The Toro Peak 7.5 mm topo quad map shows a jeep road that switchbacks far up the north side of the Santa Rosa Mountains. I'd wanted to hike this for some time. Richard Hughes of San Diego also described it in an email listserv account
of his Toro Peak trip in 1999. So Annie Kramer and I hiked from the Cactus Spring trailhead (4040') on Christmas Eve. We followed the jeep road from the initial intersection, then zigzagged north. We set out before dawn to finish by midday for a dinner date atop the Palm Springs Tram, enjoying sunrise over Martinez and Sheep Mtns to the east.

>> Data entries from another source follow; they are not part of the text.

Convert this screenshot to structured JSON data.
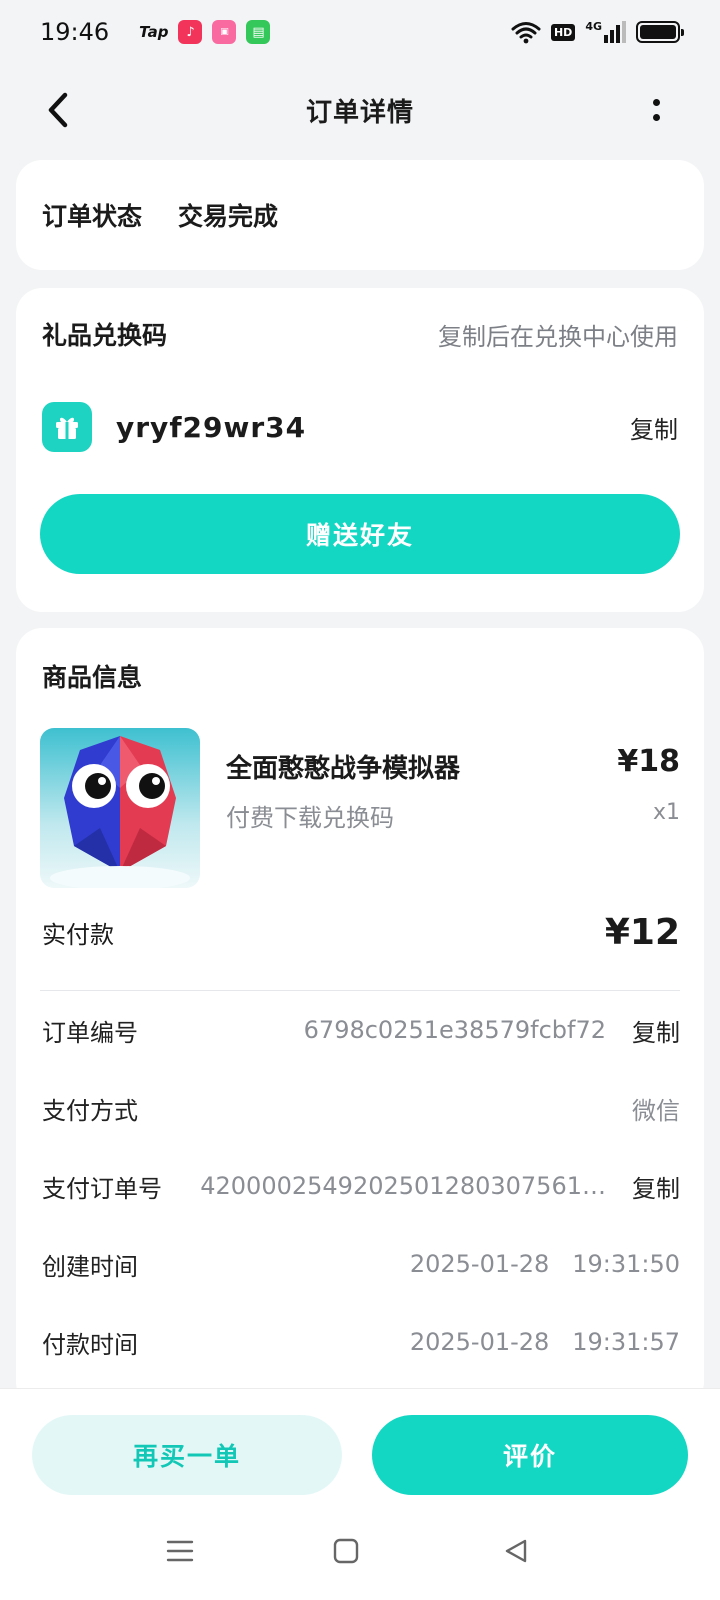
{
  "status_bar": {
    "time": "19:46",
    "apps": [
      "Tap",
      "music-app-icon",
      "bilibili-app-icon",
      "messages-app-icon"
    ],
    "hd_label": "HD",
    "network_label": "4G"
  },
  "nav": {
    "title": "订单详情"
  },
  "order_status": {
    "label": "订单状态",
    "value": "交易完成"
  },
  "gift_code": {
    "title": "礼品兑换码",
    "hint": "复制后在兑换中心使用",
    "code": "yryf29wr34",
    "copy_label": "复制",
    "send_button": "赠送好友"
  },
  "product_info": {
    "title": "商品信息",
    "name": "全面憨憨战争模拟器",
    "subtitle": "付费下载兑换码",
    "price": "¥18",
    "quantity": "x1",
    "paid_label": "实付款",
    "paid_value": "¥12",
    "rows": [
      {
        "label": "订单编号",
        "value": "6798c0251e38579fcbf72",
        "copy": "复制"
      },
      {
        "label": "支付方式",
        "value": "微信",
        "copy": ""
      },
      {
        "label": "支付订单号",
        "value": "4200002549202501280307561…",
        "copy": "复制"
      },
      {
        "label": "创建时间",
        "value": "2025-01-28   19:31:50",
        "copy": ""
      },
      {
        "label": "付款时间",
        "value": "2025-01-28   19:31:57",
        "copy": ""
      }
    ]
  },
  "actions": {
    "rebuy": "再买一单",
    "review": "评价"
  },
  "colors": {
    "accent": "#13d6c3",
    "accent_light": "#e3f8f6",
    "muted_text": "#8a8d93"
  }
}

High-clearance 4wd would only be required in two ruts high up on the "DPS good" dirt road. It leads to a largely intact charcoal kiln and a vigorously flowing spring (6200'+). This is a comfortable, though littered, campsite at the treeline of the pretty pine forest. The kiln was presumably utilized to generate charcoal for the Dolomite Mine below. There remains some abandoned logging equipment, including an old log hauling trailer.

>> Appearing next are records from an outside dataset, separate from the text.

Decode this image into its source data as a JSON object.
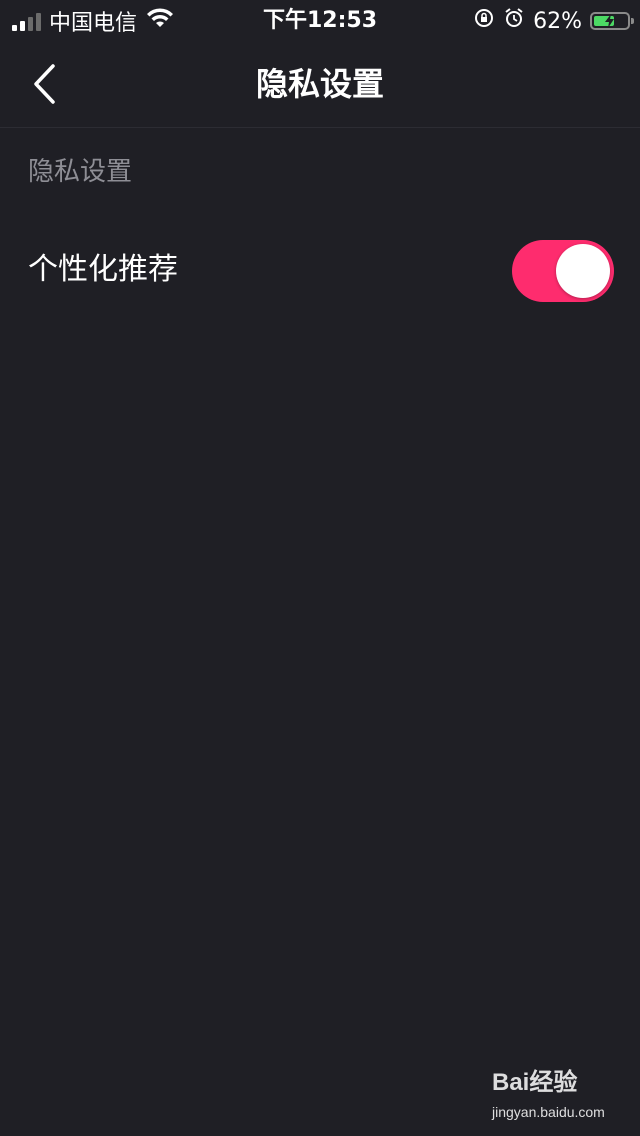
{
  "status_bar": {
    "carrier": "中国电信",
    "time": "下午12:53",
    "battery_percent": "62%",
    "battery_level": 0.62,
    "icons": [
      "signal-icon",
      "wifi-icon",
      "orientation-lock-icon",
      "alarm-icon",
      "battery-charging-icon"
    ]
  },
  "nav": {
    "title": "隐私设置",
    "back_icon": "chevron-left-icon"
  },
  "section": {
    "header": "隐私设置"
  },
  "settings": [
    {
      "label": "个性化推荐",
      "enabled": true
    }
  ],
  "watermark": {
    "brand": "Bai经验",
    "url": "jingyan.baidu.com"
  },
  "colors": {
    "background": "#1f1f25",
    "accent": "#fe2c6e",
    "muted_text": "#8e8e95"
  }
}
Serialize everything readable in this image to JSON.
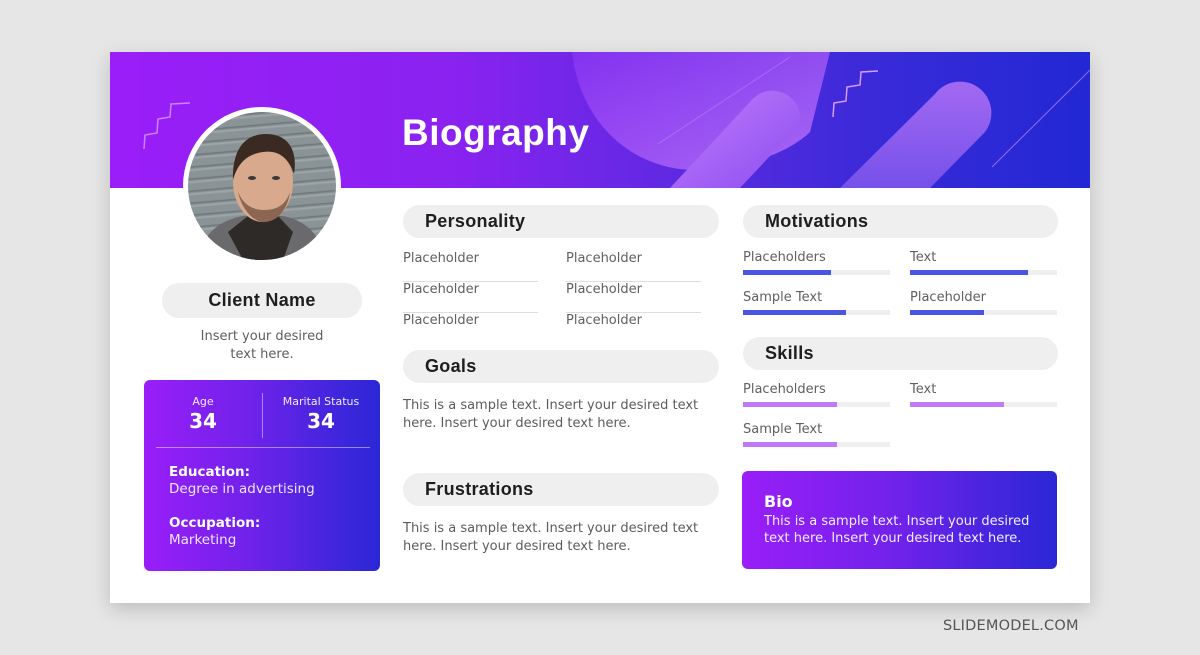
{
  "banner": {
    "title": "Biography"
  },
  "profile": {
    "name": "Client Name",
    "description_line1": "Insert your desired",
    "description_line2": "text here."
  },
  "info_card": {
    "age": {
      "label": "Age",
      "value": "34"
    },
    "marital_status": {
      "label": "Marital Status",
      "value": "34"
    },
    "education": {
      "label": "Education:",
      "value": "Degree in advertising"
    },
    "occupation": {
      "label": "Occupation:",
      "value": "Marketing"
    }
  },
  "personality": {
    "title": "Personality",
    "items": [
      "Placeholder",
      "Placeholder",
      "Placeholder",
      "Placeholder",
      "Placeholder",
      "Placeholder"
    ]
  },
  "goals": {
    "title": "Goals",
    "line1": "This is a sample text. Insert your desired text",
    "line2": "here. Insert your desired text here."
  },
  "frustrations": {
    "title": "Frustrations",
    "line1": "This is a sample text. Insert your desired text",
    "line2": "here. Insert your desired text here."
  },
  "motivations": {
    "title": "Motivations",
    "color": "#4a55e4",
    "items": [
      {
        "label": "Placeholders",
        "level": 0.6
      },
      {
        "label": "Text",
        "level": 0.8
      },
      {
        "label": "Sample Text",
        "level": 0.7
      },
      {
        "label": "Placeholder",
        "level": 0.5
      }
    ]
  },
  "skills": {
    "title": "Skills",
    "color": "#c07af5",
    "items": [
      {
        "label": "Placeholders",
        "level": 0.64
      },
      {
        "label": "Text",
        "level": 0.64
      },
      {
        "label": "Sample Text",
        "level": 0.64
      }
    ]
  },
  "bio": {
    "title": "Bio",
    "line1": "This is a sample text. Insert your desired",
    "line2": "text here. Insert your desired text here."
  },
  "watermark": "SLIDEMODEL.COM",
  "colors": {
    "gradient_start": "#9a1ef8",
    "gradient_end": "#2228d4",
    "pill_bg": "#efefef"
  }
}
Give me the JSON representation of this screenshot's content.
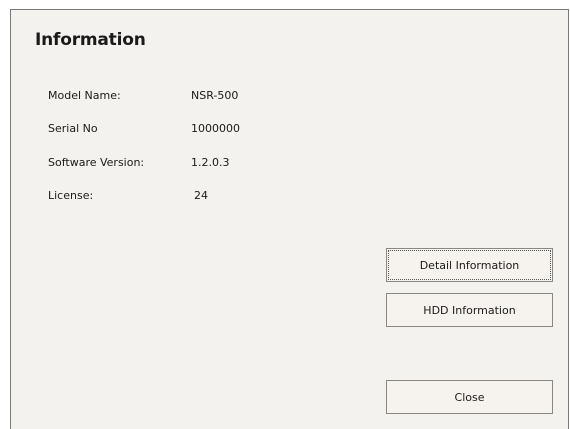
{
  "dialog": {
    "title": "Information",
    "fields": [
      {
        "label": "Model Name:",
        "value": "NSR-500"
      },
      {
        "label": "Serial No",
        "value": "1000000"
      },
      {
        "label": "Software Version:",
        "value": "1.2.0.3"
      },
      {
        "label": "License:",
        "value": "24"
      }
    ],
    "buttons": {
      "detail_label": "Detail Information",
      "hdd_label": "HDD Information",
      "close_label": "Close"
    }
  },
  "colors": {
    "dialog_background": "#f4f2ee",
    "button_background": "#f6f3ef",
    "border": "#7a7a7a"
  }
}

Above the spring the road deteriorates into a pair of steep, eroded jeep tracks, not shown on the 7.5 mm topo. Left at a fork, it becomes a well-marked trail to an abandoned road spur below Stump Spring Campground. A homemade sign on a tree reads "RV Loop, Santa Rosa Mtn 3." Right at the fork leads on a track past Stump Spring to a four-way intersection that is a mile east of the summit.
Annie continued at her own pace well behind on the road. I went left at the fork. At a drop in the trail, I headed cross-country up ridge, shortly rejoining the pleasant footpath. At the road spur (7640') is another posted sign: "RV Loop, Hwy 74 10 mi." Not quite. I turned west on the spur, to the main road at the aforementioned four-way intersection (7700'), and on to the summit by the normal route. A family on a Christmas campout had a pair of tents on the leeward side. They enjoyed a great campfire the prior night in the cabin ruin's fireplace, the chimney still intact. I retraced my way down, meeting Annie at the kiln.

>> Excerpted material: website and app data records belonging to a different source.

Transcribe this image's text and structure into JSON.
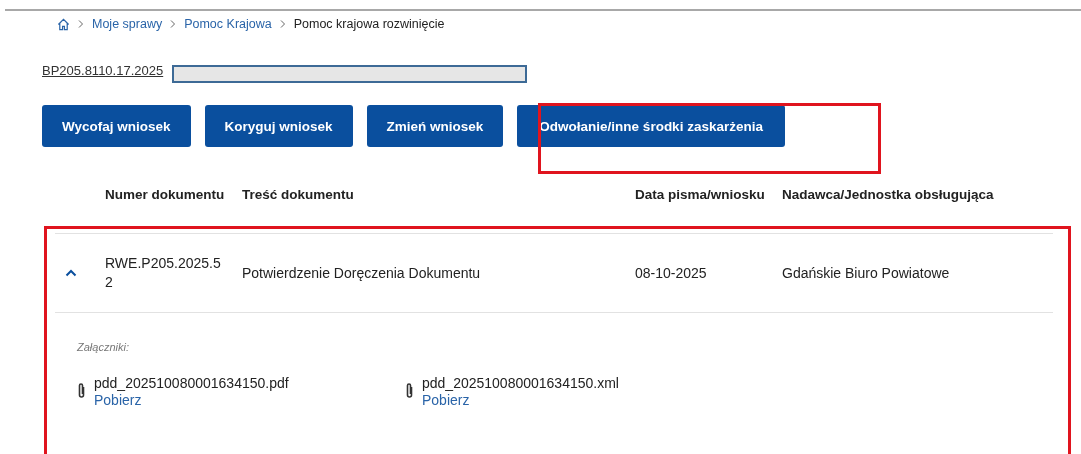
{
  "breadcrumb": [
    {
      "kind": "home"
    },
    {
      "kind": "link",
      "label": "Moje sprawy"
    },
    {
      "kind": "link",
      "label": "Pomoc Krajowa"
    },
    {
      "kind": "current",
      "label": "Pomoc krajowa rozwinięcie"
    }
  ],
  "case_number": "BP205.8110.17.2025",
  "buttons": [
    "Wycofaj wniosek",
    "Koryguj wniosek",
    "Zmień wniosek",
    "Odwołanie/inne środki zaskarżenia"
  ],
  "table": {
    "columns": [
      "Numer dokumentu",
      "Treść dokumentu",
      "Data pisma/wniosku",
      "Nadawca/Jednostka obsługująca"
    ],
    "rows": [
      {
        "expanded": true,
        "cells": [
          "RWE.P205.2025.52",
          "Potwierdzenie Doręczenia Dokumentu",
          "08-10-2025",
          "Gdańskie Biuro Powiatowe"
        ],
        "attachments_label": "Załączniki:",
        "attachments": [
          {
            "file": "pdd_202510080001634150.pdf",
            "link": "Pobierz"
          },
          {
            "file": "pdd_202510080001634150.xml",
            "link": "Pobierz"
          }
        ]
      }
    ]
  }
}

Did I mention that all those road switchbacks seemed a lot more tedious on the downhill? Still a fun way to summit Santa Rosa or Toro. Later I found this "Sawmill Road" route described as trip #66 in Phillip Ferranti's 100 Great Hikes In and Near Palm Springs.
Stats: About 18 miles, 4600 feet gain roundtrip.